07 Aug Digital Activism or Citizen Journalism? Insights from the Dominican Republic
Photo: Espacio de Comunicacion Insular
Recent months have seen escalating tension in the Dominican Republic as a result of changes to the citizenship laws. These changes have primarily affected people who were born in the Dominican Republic but whose parents were Haitian migrants. Starting in mid-2013, when the crisis became an issue that grabbed headlines, citizens began to use digital platforms in many ways to voice their opinions about the crisis.
Espacio de Comunicacion Insular, a Dominican civil society organization working in the area of media and democracy- and a member of WACC- set out to study citizens’ responses on digital platforms. The current situation dates back to 2007, when the state stopped issuing papers to people without clear status, and to 2010, when constitutional changes were made to the requirements to acquire Dominican citizenship. However, it was only in 2013 that citizens began to mobilize online in more active and visible ways.
This was the result of the Dominican Constitutional Tribunal approving Sentencia 168-13, which put more than 200,000 Dominican-born people at risk of becoming stateless[i] [ii]. Civil society groups such as Reconoci.do and Dominican@s X Derecho, as well as individual citizens, responded to Sentencia 168-13 using platforms such as Twitter, Facebook and blogs. In this light, the team of Espacio de Comunicacion Insular embarked on a participatory research project to determine whether these citizen responses on digital platforms constituted a form of “citizen journalism”.
What is “citizen journalism”?

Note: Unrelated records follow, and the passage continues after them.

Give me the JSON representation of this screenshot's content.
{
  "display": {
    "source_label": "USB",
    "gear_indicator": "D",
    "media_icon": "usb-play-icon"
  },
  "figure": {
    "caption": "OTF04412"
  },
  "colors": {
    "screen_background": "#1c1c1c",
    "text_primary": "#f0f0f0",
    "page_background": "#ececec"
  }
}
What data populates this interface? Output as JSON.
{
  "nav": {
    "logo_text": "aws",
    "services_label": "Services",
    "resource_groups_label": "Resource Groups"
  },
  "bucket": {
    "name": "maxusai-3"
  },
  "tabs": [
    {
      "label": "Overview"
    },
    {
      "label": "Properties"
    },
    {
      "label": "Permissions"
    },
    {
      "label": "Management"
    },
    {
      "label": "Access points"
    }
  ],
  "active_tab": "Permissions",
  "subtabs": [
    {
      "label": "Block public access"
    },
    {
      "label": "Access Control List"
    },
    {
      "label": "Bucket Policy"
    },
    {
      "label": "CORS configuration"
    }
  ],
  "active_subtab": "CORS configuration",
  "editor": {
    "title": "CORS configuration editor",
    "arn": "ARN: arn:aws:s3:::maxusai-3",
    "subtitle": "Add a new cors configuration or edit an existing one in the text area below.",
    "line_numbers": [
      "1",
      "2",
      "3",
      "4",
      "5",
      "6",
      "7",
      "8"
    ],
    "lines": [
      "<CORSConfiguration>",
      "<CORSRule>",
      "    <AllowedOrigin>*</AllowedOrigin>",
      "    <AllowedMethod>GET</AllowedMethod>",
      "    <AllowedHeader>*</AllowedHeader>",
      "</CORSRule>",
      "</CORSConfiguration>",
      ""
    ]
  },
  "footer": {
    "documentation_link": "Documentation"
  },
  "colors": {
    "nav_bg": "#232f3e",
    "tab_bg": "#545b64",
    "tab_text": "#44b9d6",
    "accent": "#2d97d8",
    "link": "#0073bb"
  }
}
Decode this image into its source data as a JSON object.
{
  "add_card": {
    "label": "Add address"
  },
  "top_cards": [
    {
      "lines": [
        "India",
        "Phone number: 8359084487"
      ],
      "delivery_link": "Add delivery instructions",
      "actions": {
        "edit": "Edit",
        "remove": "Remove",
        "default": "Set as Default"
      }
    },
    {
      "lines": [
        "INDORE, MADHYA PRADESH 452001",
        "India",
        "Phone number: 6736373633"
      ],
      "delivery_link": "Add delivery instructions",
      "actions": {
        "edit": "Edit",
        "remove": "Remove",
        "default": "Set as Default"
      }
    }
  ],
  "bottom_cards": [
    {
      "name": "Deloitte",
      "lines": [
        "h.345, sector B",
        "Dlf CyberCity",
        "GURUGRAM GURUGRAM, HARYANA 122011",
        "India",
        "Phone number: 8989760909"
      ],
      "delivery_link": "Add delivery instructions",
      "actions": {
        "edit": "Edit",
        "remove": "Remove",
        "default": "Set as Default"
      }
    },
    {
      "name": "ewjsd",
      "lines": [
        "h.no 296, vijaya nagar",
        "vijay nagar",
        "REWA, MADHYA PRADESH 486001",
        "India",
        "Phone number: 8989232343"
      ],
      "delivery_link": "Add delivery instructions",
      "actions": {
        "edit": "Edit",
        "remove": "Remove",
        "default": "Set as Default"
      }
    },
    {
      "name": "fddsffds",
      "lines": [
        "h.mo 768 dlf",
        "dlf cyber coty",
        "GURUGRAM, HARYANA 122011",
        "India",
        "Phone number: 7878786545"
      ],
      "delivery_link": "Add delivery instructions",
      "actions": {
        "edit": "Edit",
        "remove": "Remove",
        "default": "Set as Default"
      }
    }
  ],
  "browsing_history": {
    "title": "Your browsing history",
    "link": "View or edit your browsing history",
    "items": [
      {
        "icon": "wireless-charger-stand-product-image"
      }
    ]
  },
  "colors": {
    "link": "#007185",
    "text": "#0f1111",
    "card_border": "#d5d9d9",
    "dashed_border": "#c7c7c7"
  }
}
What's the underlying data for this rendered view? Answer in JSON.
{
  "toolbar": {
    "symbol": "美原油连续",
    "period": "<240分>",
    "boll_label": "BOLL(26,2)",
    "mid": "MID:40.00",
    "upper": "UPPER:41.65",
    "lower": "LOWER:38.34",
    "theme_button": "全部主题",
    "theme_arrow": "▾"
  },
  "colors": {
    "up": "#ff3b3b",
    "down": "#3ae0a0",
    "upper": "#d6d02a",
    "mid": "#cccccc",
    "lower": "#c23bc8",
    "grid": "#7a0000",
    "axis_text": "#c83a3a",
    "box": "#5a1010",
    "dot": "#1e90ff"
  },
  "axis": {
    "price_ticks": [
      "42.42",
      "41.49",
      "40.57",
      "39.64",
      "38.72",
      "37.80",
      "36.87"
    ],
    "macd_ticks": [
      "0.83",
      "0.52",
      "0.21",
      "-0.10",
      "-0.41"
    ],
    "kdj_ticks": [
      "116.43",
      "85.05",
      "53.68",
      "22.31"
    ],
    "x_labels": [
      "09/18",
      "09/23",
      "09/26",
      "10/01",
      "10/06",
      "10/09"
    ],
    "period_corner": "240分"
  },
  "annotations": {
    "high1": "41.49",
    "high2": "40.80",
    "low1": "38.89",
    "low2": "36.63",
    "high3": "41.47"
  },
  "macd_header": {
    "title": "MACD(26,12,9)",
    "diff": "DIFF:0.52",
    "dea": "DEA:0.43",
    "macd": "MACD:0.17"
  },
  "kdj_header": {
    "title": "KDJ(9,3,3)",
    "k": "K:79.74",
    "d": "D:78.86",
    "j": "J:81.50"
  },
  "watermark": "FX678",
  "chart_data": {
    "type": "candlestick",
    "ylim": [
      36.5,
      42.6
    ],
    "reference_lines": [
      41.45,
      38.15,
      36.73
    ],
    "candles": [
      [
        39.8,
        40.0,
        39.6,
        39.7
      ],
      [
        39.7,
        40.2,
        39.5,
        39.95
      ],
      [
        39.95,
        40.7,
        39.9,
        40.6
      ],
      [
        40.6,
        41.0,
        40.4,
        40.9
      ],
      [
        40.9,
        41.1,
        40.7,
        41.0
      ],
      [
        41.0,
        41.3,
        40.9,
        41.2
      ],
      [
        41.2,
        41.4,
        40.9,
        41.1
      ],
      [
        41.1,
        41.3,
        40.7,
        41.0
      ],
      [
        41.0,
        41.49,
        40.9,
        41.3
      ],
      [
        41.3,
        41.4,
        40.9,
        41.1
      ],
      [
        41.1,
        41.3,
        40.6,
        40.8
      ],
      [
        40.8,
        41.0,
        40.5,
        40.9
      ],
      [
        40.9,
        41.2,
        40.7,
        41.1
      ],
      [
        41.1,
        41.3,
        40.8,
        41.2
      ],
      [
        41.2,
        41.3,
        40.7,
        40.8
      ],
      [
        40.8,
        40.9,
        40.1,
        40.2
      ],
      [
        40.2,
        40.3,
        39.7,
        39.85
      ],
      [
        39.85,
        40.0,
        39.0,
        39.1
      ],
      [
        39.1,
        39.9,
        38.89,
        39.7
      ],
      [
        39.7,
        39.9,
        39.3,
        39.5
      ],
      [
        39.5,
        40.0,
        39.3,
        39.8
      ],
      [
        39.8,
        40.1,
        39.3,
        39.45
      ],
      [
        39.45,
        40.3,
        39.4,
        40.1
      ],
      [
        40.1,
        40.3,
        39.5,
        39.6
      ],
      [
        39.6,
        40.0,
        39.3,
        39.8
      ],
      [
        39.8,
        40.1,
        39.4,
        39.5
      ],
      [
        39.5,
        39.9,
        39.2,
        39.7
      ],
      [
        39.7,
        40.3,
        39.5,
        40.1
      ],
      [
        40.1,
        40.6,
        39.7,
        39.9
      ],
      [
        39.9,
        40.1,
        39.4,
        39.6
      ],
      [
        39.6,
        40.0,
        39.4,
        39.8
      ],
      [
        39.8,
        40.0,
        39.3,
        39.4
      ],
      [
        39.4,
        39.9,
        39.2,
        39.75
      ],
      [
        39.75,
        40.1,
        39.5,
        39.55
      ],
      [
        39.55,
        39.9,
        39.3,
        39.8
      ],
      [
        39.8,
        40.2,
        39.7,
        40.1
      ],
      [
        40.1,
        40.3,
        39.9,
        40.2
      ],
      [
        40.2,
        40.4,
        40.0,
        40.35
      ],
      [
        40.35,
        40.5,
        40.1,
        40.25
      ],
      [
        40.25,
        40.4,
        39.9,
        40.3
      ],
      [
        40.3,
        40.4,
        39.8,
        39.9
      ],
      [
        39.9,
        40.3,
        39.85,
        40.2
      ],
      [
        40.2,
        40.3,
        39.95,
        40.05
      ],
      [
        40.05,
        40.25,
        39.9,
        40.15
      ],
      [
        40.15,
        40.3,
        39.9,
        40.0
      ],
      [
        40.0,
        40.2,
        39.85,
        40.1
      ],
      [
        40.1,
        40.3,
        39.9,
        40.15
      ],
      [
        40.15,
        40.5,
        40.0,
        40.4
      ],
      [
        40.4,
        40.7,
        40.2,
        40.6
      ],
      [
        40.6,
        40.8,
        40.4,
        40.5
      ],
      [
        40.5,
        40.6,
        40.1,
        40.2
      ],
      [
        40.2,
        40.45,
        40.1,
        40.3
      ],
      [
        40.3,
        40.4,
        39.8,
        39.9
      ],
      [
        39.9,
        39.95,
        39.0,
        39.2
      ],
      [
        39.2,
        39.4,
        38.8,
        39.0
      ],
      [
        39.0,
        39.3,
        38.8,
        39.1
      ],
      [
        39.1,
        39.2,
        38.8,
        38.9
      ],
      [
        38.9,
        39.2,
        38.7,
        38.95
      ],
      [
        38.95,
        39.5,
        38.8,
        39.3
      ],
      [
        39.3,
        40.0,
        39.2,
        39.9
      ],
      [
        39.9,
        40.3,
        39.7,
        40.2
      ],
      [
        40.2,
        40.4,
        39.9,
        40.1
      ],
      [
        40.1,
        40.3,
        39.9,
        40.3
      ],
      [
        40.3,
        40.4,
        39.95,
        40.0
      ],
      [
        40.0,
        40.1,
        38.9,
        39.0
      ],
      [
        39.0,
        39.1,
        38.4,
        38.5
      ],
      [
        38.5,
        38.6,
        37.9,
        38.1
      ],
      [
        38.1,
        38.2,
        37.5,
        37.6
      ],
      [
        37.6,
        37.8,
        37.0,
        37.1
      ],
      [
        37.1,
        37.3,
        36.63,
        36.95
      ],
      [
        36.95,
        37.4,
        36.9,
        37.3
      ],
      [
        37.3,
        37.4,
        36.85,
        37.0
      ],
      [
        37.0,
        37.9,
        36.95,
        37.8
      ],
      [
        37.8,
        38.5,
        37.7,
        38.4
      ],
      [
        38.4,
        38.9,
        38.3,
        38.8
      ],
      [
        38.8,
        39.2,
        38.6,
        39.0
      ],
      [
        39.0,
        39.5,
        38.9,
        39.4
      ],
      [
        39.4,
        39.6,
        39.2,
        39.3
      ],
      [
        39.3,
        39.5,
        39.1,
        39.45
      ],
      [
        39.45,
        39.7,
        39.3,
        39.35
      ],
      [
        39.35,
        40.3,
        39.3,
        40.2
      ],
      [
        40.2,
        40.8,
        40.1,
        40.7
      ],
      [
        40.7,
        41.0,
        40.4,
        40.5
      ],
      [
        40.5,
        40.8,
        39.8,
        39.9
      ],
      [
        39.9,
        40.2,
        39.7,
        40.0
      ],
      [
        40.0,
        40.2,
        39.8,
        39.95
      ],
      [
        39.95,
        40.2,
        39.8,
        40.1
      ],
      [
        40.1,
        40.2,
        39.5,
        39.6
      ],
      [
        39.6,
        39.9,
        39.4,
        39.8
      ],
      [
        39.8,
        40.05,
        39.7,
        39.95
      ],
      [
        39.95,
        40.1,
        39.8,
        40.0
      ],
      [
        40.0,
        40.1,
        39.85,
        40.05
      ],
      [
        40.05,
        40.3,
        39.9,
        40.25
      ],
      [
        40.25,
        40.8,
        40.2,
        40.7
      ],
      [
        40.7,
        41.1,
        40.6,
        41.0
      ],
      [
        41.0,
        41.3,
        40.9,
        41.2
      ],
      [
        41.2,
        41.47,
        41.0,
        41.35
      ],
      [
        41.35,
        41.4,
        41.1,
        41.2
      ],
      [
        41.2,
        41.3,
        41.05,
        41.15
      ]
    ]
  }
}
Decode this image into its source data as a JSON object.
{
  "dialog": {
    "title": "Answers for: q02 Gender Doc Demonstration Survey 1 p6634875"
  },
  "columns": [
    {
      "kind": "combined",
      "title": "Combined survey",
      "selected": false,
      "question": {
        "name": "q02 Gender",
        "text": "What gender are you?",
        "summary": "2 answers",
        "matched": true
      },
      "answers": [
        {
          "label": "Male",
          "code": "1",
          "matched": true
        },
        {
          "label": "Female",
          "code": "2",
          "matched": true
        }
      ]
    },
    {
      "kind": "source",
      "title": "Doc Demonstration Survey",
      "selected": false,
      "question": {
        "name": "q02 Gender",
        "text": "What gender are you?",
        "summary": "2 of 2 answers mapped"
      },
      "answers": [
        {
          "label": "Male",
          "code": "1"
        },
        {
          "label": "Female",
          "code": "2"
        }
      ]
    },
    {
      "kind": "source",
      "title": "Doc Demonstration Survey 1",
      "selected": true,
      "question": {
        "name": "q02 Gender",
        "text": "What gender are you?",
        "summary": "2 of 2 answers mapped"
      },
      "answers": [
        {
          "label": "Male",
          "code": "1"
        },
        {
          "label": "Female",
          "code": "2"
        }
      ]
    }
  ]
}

Keeping in mind that the term “citizen journalism” is a term with multiple interpretations in academic circles around the world, the research team began by exploring what the term meant in the Dominican context. For this they interviewed the heads of the three main journalism and social communication schools in the country, as well as a number of respected journalists associated with well-known media outlets.
Their conclusions were that citizen journalism as journalism that occurs outside formal journalistic structures and that is citizen-generated, is not always formally recognized within Dominican academia. There seems to be a stronger embrace of the idea of citizen journalism among the professional journalists interviewed for this study, through there is a clear division between those who see journalism as a fluid concept that can include citizen-generated content and linked to processes of social empowerment, and those who see citizen journalism as a practice that can complement professional journalism but that is still less trustworthy.
How do citizens understand “citizen journalism?”
The second part of the study focused on understanding the practice of citizen journalism from the perspective of the many citizens who used digital platforms to voice their concerns about Sentencia 168-13 starting in mid-2013. Most of them used digital platforms to voice their own opinion about the issue through short messages or tweets, while others produced more elaborate opinion and investigative journalism pieces. Notably, many people used media content from established or mainstream sources to give increased legitimacy to the positions they were defending.
In terms of why people chose to use digital platforms, most people interviewed said that they decided to become active online because they wanted to influence others to become more informed about the topic. They decided that digital channels were the best platforms for this because they felt that their ideas would not be edited by anyone and could reach a large number of people.
However, most of the people interviewed did not see themselves as “citizen journalists,” but rather as concerned citizens exercising their right to freedom of expression. They were not too concerned with neutrality or objectivity and saw their digital activity as a way to “take sides” and promote their points of view. Their main concern were to be able to inform others, voice their opinions, and influence public debates. In so doing, they moved from being mere consumers of information and became active in contributing to the debate about Sentencia 169-13.
In other words, media was used in a multiplicity of ways to meet the needs of activists. Media use depended highly on context and level of media literacy. The study did not point to a set of “citizen journalism practices” that could be easily defined and contrasted with “traditional journalism.” Rather, the study pointed to the value of citizen-led communication in contributing to social organizing and movement building.
Ultimately, this study contributes to the literature about the changing relationship between traditional journalism and digital media, particularly at a time when citizens have access to powerful digital platforms. The findings also beg the question of whether the focus on citizen journalism might be too narrow to understand grassroots media practices, which are diverse and highly dependent on context. To read the full report produced by Espacio de Comunicacion Insular, please click here.
Note on current situation in the Dominican Republic: It is estimated that from June 21 to July 9, 2015 alone, almost 20,000 people arrived in Haiti from the Dominican Republic[iii], and thousands more are at risk of deportation, depending on how many people are granted status under the government’s current Plan de Regularizacion de Extranjeros.[iv] WACC and its partners are closely monitoring the situation to find ways to respond. For more information, please contact Lorenzo Vargas at LV@waccglobal.org
[iii] OCHA. Overview of the bi-national situation. 13 July 2015